$5 'Poison Tap' hacks locked computers
A developer has created a $5 (£4) device that can hack into an unattended computer even with a locked screen.
The tool called Poison Tap can break into a password-protected computer if the user has left an internet browser running in the background.
The attacker can then remotely use the victim's web accounts undetected.
Samy Kamkar, who has made a YouTube video showing what happens when it breaks into a computer, created the device on a Raspberry Pi microcomputer.
He demonstrated it working on a Macintosh computer, but indicated that it would work on other platforms.
Poison Tap plugs into the target computer's USB port and once there it pretends to be the internet and hijacks traffic.

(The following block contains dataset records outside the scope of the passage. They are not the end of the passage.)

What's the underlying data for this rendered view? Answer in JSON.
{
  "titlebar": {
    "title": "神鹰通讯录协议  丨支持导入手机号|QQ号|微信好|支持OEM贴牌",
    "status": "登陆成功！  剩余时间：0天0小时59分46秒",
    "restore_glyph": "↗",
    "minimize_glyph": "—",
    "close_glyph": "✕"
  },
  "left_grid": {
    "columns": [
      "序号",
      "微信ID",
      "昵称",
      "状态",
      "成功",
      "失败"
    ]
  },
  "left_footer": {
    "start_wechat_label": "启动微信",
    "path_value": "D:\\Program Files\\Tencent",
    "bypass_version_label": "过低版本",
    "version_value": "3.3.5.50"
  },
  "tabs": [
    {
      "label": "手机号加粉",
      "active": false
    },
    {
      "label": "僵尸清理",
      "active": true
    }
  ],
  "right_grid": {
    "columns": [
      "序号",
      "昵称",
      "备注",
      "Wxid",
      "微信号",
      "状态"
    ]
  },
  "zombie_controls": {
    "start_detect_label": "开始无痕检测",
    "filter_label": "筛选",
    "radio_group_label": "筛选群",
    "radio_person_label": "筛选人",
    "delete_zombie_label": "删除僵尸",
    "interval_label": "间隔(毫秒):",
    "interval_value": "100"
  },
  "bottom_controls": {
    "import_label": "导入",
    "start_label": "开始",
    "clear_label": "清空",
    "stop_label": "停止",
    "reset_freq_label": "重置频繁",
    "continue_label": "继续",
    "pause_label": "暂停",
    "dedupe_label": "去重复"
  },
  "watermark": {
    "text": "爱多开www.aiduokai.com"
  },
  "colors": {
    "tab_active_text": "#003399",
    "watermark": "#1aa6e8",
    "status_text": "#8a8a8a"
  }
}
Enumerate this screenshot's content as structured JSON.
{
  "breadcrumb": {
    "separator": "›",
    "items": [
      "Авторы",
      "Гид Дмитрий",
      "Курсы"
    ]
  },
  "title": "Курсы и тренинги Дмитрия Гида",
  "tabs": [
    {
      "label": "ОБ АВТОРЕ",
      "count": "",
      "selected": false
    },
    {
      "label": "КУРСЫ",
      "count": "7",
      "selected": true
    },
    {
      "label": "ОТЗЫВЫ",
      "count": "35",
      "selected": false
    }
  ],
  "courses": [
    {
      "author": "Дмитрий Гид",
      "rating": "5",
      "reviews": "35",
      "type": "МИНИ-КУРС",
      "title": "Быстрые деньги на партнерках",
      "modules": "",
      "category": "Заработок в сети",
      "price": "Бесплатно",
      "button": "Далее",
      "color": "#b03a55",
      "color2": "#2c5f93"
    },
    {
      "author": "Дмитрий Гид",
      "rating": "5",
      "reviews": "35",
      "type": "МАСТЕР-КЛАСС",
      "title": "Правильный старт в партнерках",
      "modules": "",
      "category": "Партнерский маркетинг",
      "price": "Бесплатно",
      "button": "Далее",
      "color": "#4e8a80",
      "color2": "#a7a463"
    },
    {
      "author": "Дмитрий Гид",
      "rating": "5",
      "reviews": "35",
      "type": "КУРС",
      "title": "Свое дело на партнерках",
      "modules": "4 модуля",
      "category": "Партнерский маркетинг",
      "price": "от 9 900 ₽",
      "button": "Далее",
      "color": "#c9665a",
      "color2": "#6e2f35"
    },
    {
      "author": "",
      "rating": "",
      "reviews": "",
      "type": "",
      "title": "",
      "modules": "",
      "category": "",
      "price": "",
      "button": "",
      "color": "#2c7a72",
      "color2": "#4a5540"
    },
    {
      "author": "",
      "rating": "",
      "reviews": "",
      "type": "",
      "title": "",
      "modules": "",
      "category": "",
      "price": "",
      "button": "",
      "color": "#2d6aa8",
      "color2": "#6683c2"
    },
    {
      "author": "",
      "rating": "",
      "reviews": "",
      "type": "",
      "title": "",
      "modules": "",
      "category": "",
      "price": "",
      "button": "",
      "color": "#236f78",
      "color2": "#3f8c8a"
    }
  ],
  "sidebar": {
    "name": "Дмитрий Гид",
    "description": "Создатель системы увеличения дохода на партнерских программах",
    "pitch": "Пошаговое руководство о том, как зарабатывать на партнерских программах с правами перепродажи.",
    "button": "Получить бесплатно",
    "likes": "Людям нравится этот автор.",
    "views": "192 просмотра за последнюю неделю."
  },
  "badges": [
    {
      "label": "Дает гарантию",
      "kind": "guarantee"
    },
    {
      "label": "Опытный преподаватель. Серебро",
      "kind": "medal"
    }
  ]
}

The developer says that using the device requires no expertise and it can be used remotely after it is initially plugged into a computer.
It is then able to steal the victim's cookies - the small files on a user's computer that store information about internet use. Some have specific functions, for example session cookies allow users to be recognised within a website.
If cookies are stolen then the attacker may be able to access any websites they use - without the need for their username or password.
Rik Ferguson, from security company Trend Micro, told the BBC the device was a plausible threat.
"[In normal circumstances] Even when you are not using a web browser it is still making requests and communicating - due to updates or ads.
"Once the device is plugged in it exploits that communication and steals session cookies from the top one million websites," said Mr Ferguson.
Mr Ferguson explained even two-step verification - adding an extra layer of security to an account, such as requiring a user to type in a code which is then sent to their mobile phone - does not provide extra protection because the device is able to intercept the cookies.
So if you have a Facebook or Twitter account, it could pretend it is already in an open session and bypass any password protection.
He says web servers can prevent an attack by only using HTTPS (hypertext transfer protocol secure) which is an encrypted connection.
"The most important thing they can do is use exclusively HTTPS, this would also be a fantastic step forward for the web," he said.
He advised all users could do is make sure that they close their browser every time they leave their computer - even if it is locked.
A Microsoft spokesperson told the BBC: "Regardless of operating system, for this to work, physical access to a machine is required. So, the best defence is to avoid leaving laptops and computers unattended and to keep your software up to date"
Apple could not be reached for comment.